|HOME OF RECORD:
Baton Rouge, LA
|NEXT OF KIN:
Wife, Mrs. Jo B. Ayres
|DATE OF BIRTH:
May 22, 1941
|DATE OF DEATH:
October 2, 1942
|CAUSE OF DEATH:
SBD-3 03311 shot down by enemy action.
|LAST KNOWN RANK:
|STATUS OF REMAINS:
Manila American Cemetery and Memorial, Philippines.
Birth and Early Life:
Edward Walton Ayres was the son of Harry and Myra Ayres of Millburn, New Jersey. Little is known about his early life; although he evidently grew up in New Jersey, he elected to attend Louisiana State University, where he majored in advertising and developed quite a capable tennis game.
Apparently favoring his middle name, he often went by “Walton” – later Marine Corps documents would occasionally name him as “Walton E. Ayres.” He married while still a student, and made his home at 6343 Government Street, Baton Rouge. (1)
Enlistment and Boot Camp:
Ayres joined the Naval Reserve on May 22, 1941, and was accepted for training as a naval aviator. He was still a cadet in Miami when Pearl Harbor was attacked; upon graduating in April, 1942, he was awarded a commission as a second lieutenant in the United States Marine Corps Reserve.
Soon after qualifying as a dive-bomber pilot, Ayres was sent to California where he joined up with VMSB-141. In addition to flight training, he served as the squadron’s intelligence officer.
After three more months of additional training, VMSB-141 departed for the South Pacific. Ayers and his radioman/gunner, PFC Sven E. R. Nelson, arrived at Henderson Field on the island of Guadalcanal on September 30, 1942. They flew their first scouting mission the following day, and were surprised to discover four Japanese destroyers 210 miles from Guadalcanal. Word was radioed back to Henderson Field, and a strike quickly organized as the scouts returned to base.

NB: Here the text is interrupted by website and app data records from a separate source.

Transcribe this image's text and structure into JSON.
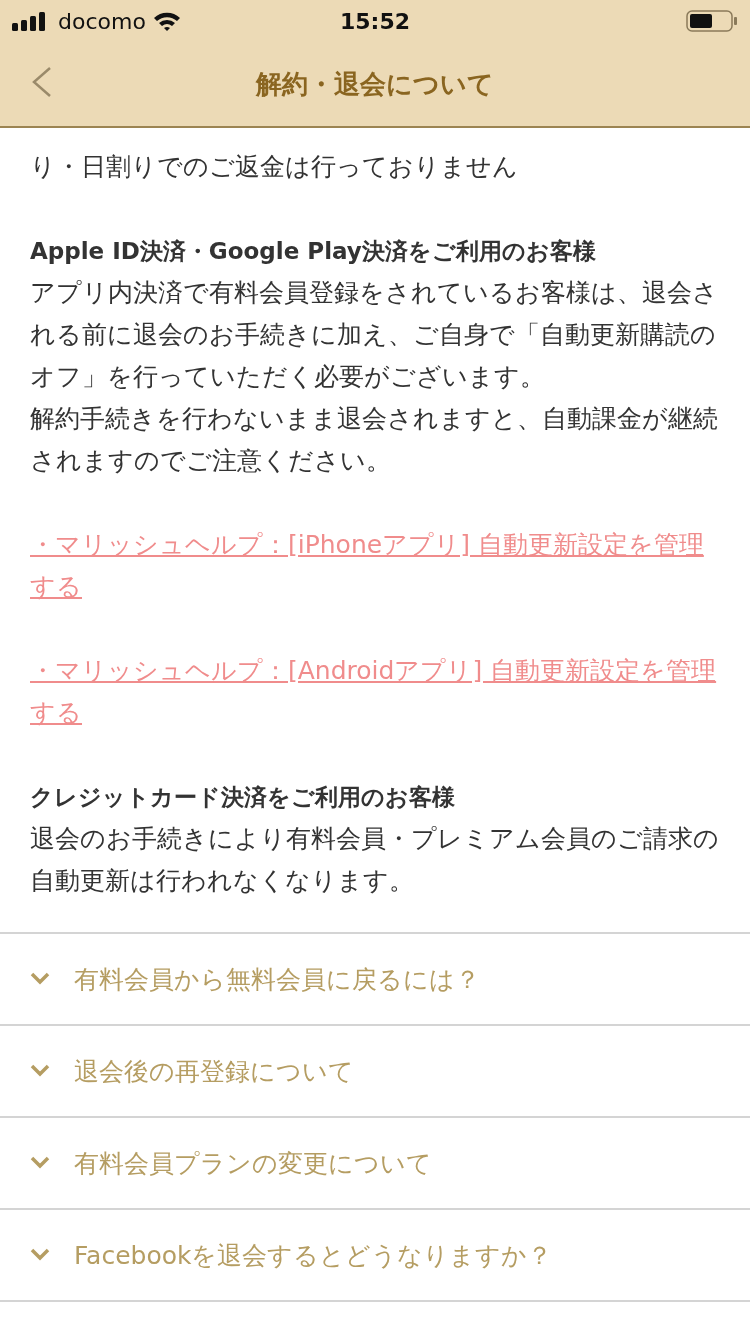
{
  "status_bar": {
    "carrier": "docomo",
    "time": "15:52"
  },
  "header": {
    "title": "解約・退会について"
  },
  "intro_tail": "り・日割りでのご返金は行っておりません",
  "sections": [
    {
      "heading": "Apple ID決済・Google Play決済をご利用のお客様",
      "paragraphs": [
        "アプリ内決済で有料会員登録をされているお客様は、退会される前に退会のお手続きに加え、ご自身で「自動更新購読のオフ」を行っていただく必要がございます。",
        "解約手続きを行わないまま退会されますと、自動課金が継続されますのでご注意ください。"
      ],
      "links": [
        "・マリッシュヘルプ：[iPhoneアプリ] 自動更新設定を管理する",
        "・マリッシュヘルプ：[Androidアプリ] 自動更新設定を管理する"
      ]
    },
    {
      "heading": "クレジットカード決済をご利用のお客様",
      "paragraphs": [
        "退会のお手続きにより有料会員・プレミアム会員のご請求の自動更新は行われなくなります。"
      ]
    }
  ],
  "faq": [
    {
      "question": "有料会員から無料会員に戻るには？",
      "expanded": false
    },
    {
      "question": "退会後の再登録について",
      "expanded": false
    },
    {
      "question": "有料会員プランの変更について",
      "expanded": false
    },
    {
      "question": "Facebookを退会するとどうなりますか？",
      "expanded": false
    }
  ]
}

Date Of Loss:
Ayres and Nelson were assigned to another sector search on October 2, 1942; they took off in SBD-3 03311, and formed up on the Dauntless flown by Lt (jg) Herbert Perritte of VF-71. Their flight was uneventful until they reached the Russell Islands; there, a Japanese pilot (PO1c Okumura Takeo) spotted them and gave chase in his speedy Zero.
After trading fire for several minutes, the bombers disappeared into some clouds. Okumura thought he’d mortally damaged both Dauntlesses–he claimed two kills when he returned to base–but he was wrong. Ayres and Perritte were heading full-bore for the safety of home, while PFC Nelson and ARM3c Irving Newsome scanned the skies for more trouble.

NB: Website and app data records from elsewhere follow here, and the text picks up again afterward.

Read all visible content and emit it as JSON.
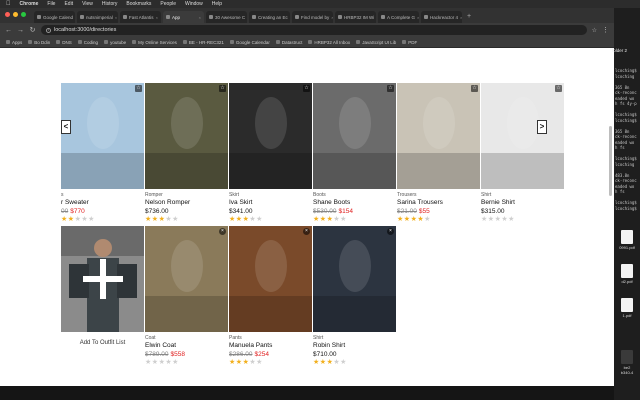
{
  "menubar": {
    "items": [
      "Chrome",
      "File",
      "Edit",
      "View",
      "History",
      "Bookmarks",
      "People",
      "Window",
      "Help"
    ]
  },
  "browser": {
    "tabs": [
      {
        "label": "Google Calend"
      },
      {
        "label": "nutsnimperial"
      },
      {
        "label": "Fast Atlantis"
      },
      {
        "label": "App"
      },
      {
        "label": "30 Awesome C"
      },
      {
        "label": "Creating an Ec"
      },
      {
        "label": "Find model by"
      },
      {
        "label": "HRBP32 IM Wi"
      },
      {
        "label": "A Complete G"
      },
      {
        "label": "Hackreactor 4"
      }
    ],
    "active_tab": 3,
    "url": "localhost:3000/directories",
    "bookmarks": [
      "Apps",
      "Bo Ddin",
      "DNS",
      "Coding",
      "youtube",
      "My Online Services",
      "BE - HR-REC321",
      "Google Calendar",
      "Datastruct",
      "HRBP32 All Inbox",
      "JavaScript UI Lib",
      "PDF"
    ]
  },
  "carousel": {
    "prev_label": "<",
    "next_label": ">",
    "row1": [
      {
        "category": "s",
        "name": "r Sweater",
        "old_price": "00",
        "price": "$770",
        "stars": 2,
        "photo": "#a8c6de"
      },
      {
        "category": "Romper",
        "name": "Nelson Romper",
        "old_price": "",
        "price": "$736.00",
        "stars": 3,
        "photo": "#5a5a40"
      },
      {
        "category": "Skirt",
        "name": "Iva Skirt",
        "old_price": "",
        "price": "$341.00",
        "stars": 3,
        "photo": "#2b2b2b"
      },
      {
        "category": "Boots",
        "name": "Shane Boots",
        "old_price": "$530.00",
        "price": "$154",
        "stars": 3,
        "photo": "#6b6b6b"
      },
      {
        "category": "Trousers",
        "name": "Sarina Trousers",
        "old_price": "$21.00",
        "price": "$55",
        "stars": 4,
        "photo": "#c9c3b6"
      },
      {
        "category": "Shirt",
        "name": "Bernie Shirt",
        "old_price": "",
        "price": "$315.00",
        "stars": 0,
        "photo": "#e8e8e8"
      }
    ],
    "row2": [
      {
        "category": "Coat",
        "name": "Elwin Coat",
        "old_price": "$789.00",
        "price": "$558",
        "stars": 0,
        "photo": "#8a7a5a"
      },
      {
        "category": "Pants",
        "name": "Manuela Pants",
        "old_price": "$286.00",
        "price": "$254",
        "stars": 3,
        "photo": "#7a4a2a"
      },
      {
        "category": "Shirt",
        "name": "Robin Shirt",
        "old_price": "",
        "price": "$710.00",
        "stars": 3,
        "photo": "#2c3440"
      }
    ],
    "add_outfit_label": "Add To Outfit List"
  },
  "desktop": {
    "folder_label": "folder 2",
    "terminal_lines": [
      "lcoching$",
      "lcoching",
      "",
      "365 8n",
      "ck-reconc",
      "eaded wo",
      "h fs 4y-p",
      "",
      "lcoching$",
      "lcoching$",
      "",
      "365 8n",
      "ck-reconc",
      "eaded wo",
      "h fs",
      "",
      "lcoching$",
      "lcoching",
      "",
      "483.8n",
      "ck-reconc",
      "eaded wo",
      "h fs",
      "",
      "lcoching$",
      "lcoching$"
    ],
    "files": [
      "0991.pdf",
      "d2.pdf",
      "1.pdf",
      "be2",
      "b340-4"
    ]
  },
  "colors": {
    "star_on": "#f2b01e",
    "star_off": "#cfcfcf",
    "sale_red": "#e02020"
  }
}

Unfortunately for the Americans, their route took them back over Savo Island. Their blood ran cold at the sight of no less than ten Zeros of the Sixth Air Group, organizing for a post-dogfight flight back to Rabaul. The Japanese had enough fight and ammunition left to pounce on the two lumbering bombers. Ayers and Perritte bobbed and weaved while Nelson and Newson fired desperately at the attackers, but there was really no contest. Within minutes, both bombers were in flames. There were no survivors. (2)

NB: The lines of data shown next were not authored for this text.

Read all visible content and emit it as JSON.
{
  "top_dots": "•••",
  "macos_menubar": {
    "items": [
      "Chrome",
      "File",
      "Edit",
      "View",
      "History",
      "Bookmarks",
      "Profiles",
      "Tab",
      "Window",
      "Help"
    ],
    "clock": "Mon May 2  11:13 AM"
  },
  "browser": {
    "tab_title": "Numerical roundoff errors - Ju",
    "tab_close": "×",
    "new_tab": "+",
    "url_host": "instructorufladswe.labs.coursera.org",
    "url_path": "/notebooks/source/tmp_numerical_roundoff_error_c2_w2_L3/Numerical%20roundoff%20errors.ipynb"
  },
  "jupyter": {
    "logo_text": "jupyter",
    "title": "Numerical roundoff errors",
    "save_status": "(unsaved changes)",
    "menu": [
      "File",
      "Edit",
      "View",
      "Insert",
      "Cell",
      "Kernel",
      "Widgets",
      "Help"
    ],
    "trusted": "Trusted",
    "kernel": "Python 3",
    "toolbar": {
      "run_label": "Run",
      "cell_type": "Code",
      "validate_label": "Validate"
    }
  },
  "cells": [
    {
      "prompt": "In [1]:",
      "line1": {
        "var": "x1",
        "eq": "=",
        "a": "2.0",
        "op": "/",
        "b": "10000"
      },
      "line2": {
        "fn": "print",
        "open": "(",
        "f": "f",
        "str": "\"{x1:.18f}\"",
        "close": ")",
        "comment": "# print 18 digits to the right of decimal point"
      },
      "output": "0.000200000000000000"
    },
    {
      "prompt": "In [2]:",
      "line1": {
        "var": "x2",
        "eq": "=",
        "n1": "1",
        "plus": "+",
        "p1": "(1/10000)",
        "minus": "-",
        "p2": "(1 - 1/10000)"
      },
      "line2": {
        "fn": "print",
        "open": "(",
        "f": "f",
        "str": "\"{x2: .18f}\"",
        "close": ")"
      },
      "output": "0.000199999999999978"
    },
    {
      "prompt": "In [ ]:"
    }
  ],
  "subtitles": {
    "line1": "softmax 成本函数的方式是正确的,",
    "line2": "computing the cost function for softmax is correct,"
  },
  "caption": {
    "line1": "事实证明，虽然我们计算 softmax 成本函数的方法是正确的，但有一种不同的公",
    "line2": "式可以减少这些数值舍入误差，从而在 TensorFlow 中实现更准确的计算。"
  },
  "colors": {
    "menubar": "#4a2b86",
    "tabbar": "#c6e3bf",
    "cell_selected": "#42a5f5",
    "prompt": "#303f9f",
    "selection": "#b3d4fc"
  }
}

No trace of Walton Ayres or his aircraft has ever been found.
Next Of Kin:
Wife, Mrs. Jo B. Ayres
Status Of Remains:
Manila American Cemetery and Memorial, Philippines
(1) This is Jo Ayres’ address, given by Walton when he enlisted as residence of his next of kin. His parents relocated to Rockville Center, New York.
(2) John Lundstrom, The First Team and the Guadalcanal Campaign (Annapolis: Naval Institute Press, 1994), 299. No Americans saw the planes go down; war diaries for VMSB-141 and VB-71 note simply that the aircraft did not return.